> Dataset rows describing interfaces
—————
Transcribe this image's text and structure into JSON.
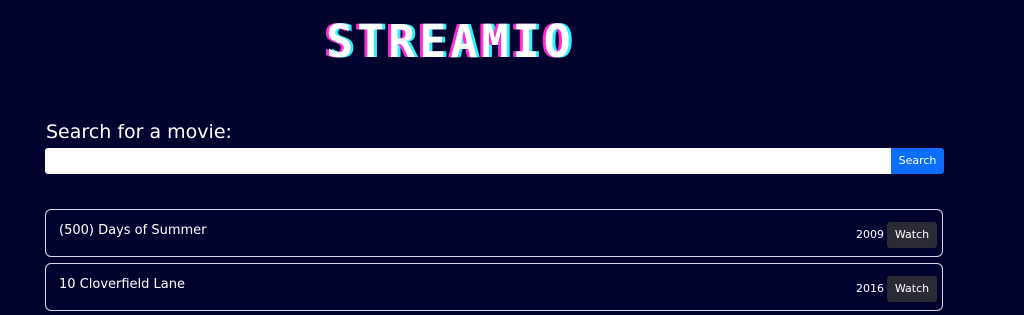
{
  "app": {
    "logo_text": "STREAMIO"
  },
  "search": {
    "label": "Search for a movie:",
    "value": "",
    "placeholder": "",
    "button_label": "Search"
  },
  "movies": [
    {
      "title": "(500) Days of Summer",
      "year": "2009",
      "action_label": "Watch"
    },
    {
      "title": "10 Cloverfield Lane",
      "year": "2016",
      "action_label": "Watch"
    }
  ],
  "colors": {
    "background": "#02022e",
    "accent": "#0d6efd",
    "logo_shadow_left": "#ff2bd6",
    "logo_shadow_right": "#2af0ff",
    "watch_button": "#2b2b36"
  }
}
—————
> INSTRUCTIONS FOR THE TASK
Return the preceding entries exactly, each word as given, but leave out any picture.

> SOLUTION FOR THIS TASK
Transcribe this image's text and structure into JSON.
{
  "app": {
    "logo_text": "STREAMIO"
  },
  "search": {
    "label": "Search for a movie:",
    "value": "",
    "placeholder": "",
    "button_label": "Search"
  },
  "movies": [
    {
      "title": "(500) Days of Summer",
      "year": "2009",
      "action_label": "Watch"
    },
    {
      "title": "10 Cloverfield Lane",
      "year": "2016",
      "action_label": "Watch"
    }
  ],
  "colors": {
    "background": "#02022e",
    "accent": "#0d6efd",
    "logo_shadow_left": "#ff2bd6",
    "logo_shadow_right": "#2af0ff",
    "watch_button": "#2b2b36"
  }
}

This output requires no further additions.